## ACTIVITY
Search the material for the word "youtube" and report each line where it turns up.

## INPUT FOR THIS TASK
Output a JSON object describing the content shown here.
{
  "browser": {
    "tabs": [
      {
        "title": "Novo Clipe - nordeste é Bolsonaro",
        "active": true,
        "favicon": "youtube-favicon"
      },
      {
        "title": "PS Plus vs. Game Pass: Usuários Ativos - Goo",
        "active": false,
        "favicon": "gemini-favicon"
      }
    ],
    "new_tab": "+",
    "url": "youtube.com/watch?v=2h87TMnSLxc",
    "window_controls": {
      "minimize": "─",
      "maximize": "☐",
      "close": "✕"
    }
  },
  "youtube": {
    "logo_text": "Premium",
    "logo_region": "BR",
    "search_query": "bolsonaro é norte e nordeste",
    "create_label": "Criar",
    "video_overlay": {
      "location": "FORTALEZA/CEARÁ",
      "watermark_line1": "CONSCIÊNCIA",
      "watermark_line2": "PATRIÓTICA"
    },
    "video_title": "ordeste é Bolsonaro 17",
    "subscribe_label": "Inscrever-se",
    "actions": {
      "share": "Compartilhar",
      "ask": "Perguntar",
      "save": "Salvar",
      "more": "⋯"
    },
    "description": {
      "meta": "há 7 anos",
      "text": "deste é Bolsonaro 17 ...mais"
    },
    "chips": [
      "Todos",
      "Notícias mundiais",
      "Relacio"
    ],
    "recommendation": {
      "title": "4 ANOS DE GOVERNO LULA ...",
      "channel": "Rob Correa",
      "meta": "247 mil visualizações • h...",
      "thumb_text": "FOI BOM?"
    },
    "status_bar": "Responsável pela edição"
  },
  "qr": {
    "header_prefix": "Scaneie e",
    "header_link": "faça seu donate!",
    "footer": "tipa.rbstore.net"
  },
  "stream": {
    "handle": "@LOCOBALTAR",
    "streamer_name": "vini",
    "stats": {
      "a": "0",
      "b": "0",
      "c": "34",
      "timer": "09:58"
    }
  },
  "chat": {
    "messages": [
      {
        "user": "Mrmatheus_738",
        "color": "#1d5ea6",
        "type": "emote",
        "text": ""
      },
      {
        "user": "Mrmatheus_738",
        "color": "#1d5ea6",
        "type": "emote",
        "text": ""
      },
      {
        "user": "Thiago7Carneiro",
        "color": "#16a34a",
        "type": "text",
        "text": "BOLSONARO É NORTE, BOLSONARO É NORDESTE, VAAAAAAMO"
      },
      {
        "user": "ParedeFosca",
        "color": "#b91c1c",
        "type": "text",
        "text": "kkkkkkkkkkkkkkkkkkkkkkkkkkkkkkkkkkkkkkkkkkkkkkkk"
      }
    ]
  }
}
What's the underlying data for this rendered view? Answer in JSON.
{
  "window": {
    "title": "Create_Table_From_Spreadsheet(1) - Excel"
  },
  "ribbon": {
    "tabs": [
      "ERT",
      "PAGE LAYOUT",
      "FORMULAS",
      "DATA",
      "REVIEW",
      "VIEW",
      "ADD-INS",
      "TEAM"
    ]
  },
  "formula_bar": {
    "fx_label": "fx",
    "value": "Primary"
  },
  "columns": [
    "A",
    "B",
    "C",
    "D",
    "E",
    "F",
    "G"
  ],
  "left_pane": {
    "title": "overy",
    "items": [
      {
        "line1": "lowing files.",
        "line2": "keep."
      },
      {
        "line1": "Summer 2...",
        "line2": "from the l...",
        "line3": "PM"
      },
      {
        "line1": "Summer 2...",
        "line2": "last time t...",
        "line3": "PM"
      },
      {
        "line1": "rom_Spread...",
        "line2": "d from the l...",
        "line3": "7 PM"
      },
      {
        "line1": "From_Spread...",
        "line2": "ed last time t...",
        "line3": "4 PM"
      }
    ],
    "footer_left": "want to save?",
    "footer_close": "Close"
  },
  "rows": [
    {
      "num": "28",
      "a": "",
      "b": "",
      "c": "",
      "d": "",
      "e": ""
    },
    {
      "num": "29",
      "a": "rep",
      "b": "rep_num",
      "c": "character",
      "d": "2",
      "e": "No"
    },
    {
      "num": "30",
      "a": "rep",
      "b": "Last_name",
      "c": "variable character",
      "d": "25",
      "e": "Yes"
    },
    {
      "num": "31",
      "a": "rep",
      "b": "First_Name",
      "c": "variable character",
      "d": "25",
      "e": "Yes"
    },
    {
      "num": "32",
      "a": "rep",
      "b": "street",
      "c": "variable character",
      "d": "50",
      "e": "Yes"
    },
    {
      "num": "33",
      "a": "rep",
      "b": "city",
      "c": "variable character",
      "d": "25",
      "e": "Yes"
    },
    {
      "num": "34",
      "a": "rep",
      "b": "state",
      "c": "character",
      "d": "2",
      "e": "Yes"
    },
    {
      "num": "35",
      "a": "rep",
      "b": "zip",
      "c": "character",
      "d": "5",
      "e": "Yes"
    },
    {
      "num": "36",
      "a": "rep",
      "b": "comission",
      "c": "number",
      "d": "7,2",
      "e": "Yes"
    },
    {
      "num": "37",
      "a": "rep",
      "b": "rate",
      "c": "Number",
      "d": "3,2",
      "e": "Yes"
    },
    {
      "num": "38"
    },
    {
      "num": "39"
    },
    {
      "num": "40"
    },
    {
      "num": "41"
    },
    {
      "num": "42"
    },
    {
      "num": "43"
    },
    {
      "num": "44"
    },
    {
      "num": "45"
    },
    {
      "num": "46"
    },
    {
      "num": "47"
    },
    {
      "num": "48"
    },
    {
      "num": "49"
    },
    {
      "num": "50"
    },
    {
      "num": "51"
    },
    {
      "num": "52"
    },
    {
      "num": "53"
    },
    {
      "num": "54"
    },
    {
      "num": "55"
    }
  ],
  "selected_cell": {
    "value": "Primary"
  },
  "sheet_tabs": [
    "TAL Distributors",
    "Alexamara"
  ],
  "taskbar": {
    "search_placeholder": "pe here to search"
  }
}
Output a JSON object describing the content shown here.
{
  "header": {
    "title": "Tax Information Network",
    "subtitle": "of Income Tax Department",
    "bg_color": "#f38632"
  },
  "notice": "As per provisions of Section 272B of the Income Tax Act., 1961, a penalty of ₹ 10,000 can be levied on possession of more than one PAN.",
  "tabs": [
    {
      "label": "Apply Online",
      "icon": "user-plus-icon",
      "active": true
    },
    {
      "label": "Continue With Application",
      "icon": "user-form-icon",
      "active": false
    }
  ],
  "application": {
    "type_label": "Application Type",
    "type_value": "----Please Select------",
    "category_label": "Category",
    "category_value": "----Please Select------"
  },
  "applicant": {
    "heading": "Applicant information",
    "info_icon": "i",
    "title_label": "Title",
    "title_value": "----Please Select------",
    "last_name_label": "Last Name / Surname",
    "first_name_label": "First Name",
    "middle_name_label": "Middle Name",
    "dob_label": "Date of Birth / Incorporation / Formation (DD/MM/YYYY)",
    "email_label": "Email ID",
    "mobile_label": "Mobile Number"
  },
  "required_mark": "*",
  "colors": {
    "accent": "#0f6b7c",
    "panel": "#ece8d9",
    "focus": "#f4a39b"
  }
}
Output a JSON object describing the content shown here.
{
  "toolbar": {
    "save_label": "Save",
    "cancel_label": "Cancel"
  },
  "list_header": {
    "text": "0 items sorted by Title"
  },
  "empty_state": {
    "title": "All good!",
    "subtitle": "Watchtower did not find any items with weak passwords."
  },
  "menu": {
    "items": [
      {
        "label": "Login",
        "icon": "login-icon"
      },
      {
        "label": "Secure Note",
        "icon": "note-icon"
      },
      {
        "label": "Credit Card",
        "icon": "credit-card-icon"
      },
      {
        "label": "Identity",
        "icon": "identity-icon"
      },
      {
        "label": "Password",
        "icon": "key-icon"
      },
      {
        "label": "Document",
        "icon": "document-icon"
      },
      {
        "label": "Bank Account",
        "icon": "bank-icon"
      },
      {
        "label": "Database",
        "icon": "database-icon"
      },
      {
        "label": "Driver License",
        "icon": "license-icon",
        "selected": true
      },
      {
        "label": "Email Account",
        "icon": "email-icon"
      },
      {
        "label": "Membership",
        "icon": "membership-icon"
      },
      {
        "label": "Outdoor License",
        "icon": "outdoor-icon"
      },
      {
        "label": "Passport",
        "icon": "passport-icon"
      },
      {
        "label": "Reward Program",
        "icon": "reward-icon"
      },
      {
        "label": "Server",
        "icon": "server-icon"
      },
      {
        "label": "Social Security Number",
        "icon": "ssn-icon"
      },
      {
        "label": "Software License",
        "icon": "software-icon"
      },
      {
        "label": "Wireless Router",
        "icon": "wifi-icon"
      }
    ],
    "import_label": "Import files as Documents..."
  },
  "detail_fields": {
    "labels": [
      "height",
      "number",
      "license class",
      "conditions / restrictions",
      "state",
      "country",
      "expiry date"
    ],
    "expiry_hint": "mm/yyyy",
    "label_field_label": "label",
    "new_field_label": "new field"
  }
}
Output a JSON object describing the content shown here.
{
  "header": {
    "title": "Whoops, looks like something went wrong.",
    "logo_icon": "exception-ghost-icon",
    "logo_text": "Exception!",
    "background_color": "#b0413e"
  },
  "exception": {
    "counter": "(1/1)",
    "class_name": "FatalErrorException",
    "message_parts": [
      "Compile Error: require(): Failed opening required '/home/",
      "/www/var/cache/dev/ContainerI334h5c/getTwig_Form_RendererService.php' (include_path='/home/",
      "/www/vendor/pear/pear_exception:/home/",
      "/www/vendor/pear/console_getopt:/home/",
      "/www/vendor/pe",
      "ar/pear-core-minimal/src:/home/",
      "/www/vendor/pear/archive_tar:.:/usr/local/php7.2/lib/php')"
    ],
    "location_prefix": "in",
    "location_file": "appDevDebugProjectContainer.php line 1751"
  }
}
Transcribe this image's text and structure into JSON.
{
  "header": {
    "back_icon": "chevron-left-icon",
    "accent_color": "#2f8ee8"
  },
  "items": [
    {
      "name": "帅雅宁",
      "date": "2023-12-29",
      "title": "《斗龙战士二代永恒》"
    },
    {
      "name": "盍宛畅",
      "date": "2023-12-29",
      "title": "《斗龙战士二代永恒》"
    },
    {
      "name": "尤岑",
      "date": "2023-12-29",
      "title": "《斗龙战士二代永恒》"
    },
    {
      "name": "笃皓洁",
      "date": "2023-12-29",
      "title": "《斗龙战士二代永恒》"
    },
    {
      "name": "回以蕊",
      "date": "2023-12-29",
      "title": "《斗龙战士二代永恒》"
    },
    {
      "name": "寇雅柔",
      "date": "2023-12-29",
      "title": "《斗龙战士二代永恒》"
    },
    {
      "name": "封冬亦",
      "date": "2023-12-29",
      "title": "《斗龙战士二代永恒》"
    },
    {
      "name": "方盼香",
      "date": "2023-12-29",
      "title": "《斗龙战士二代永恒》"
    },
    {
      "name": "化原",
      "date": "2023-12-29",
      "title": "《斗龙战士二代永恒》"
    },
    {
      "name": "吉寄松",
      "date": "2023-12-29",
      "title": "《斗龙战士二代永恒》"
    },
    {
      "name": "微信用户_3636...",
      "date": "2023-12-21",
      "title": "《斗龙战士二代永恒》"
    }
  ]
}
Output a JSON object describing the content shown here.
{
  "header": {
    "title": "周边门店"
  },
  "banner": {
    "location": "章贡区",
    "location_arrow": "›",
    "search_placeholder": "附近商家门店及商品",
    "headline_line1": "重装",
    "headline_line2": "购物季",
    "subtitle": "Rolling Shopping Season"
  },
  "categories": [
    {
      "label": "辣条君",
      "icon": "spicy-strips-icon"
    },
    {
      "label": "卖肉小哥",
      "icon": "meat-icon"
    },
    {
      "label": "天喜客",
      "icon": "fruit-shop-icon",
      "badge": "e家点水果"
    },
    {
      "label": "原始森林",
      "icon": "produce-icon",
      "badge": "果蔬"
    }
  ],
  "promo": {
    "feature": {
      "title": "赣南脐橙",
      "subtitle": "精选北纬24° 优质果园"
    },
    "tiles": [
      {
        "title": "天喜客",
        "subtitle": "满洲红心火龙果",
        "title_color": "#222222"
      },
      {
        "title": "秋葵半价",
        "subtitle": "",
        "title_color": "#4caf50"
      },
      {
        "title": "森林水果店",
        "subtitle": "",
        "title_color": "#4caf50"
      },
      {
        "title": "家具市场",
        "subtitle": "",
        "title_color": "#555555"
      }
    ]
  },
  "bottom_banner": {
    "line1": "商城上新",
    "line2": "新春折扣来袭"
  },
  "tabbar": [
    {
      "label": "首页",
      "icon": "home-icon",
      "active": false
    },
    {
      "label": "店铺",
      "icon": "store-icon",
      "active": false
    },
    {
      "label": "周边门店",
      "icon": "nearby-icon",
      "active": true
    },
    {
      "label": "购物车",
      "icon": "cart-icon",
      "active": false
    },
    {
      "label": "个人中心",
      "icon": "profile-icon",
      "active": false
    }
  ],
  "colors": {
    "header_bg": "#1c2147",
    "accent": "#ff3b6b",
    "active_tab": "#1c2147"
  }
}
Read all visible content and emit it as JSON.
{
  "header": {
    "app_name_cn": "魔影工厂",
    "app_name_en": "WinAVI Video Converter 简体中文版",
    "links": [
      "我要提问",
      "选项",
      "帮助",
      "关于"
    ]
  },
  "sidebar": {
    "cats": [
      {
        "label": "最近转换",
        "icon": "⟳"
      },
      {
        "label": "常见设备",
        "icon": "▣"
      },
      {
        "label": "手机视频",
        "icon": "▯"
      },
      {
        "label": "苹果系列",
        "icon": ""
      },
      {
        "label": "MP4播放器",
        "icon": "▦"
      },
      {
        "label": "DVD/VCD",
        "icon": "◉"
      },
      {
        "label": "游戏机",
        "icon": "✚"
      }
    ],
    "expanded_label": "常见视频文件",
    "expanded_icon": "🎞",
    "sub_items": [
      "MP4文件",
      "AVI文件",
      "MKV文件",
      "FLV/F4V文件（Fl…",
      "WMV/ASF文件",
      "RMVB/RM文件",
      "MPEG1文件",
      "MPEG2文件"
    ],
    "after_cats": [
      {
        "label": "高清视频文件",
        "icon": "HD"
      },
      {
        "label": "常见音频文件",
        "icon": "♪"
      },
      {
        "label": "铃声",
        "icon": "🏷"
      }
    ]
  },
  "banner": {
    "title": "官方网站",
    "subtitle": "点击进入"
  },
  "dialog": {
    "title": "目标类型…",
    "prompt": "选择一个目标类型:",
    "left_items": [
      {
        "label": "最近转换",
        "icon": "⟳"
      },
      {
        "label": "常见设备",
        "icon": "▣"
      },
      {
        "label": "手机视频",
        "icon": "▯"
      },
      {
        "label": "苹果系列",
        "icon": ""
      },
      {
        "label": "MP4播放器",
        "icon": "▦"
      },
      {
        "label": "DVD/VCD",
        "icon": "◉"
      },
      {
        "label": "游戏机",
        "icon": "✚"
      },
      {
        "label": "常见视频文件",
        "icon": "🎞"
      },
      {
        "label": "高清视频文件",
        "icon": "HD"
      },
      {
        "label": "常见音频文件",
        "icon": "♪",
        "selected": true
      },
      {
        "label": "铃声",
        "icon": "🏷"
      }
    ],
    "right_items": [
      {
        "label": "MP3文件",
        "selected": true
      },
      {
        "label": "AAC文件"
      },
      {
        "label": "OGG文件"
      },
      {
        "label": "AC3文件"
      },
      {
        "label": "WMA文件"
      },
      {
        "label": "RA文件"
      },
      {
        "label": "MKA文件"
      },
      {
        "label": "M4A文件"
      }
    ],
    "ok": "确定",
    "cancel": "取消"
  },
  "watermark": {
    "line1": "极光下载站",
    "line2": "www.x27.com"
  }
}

## WRITTEN ANSWER
        "favicon": "youtube-favicon"
    "url": "youtube.com/watch?v=2h87TMnSLxc",
  "youtube": {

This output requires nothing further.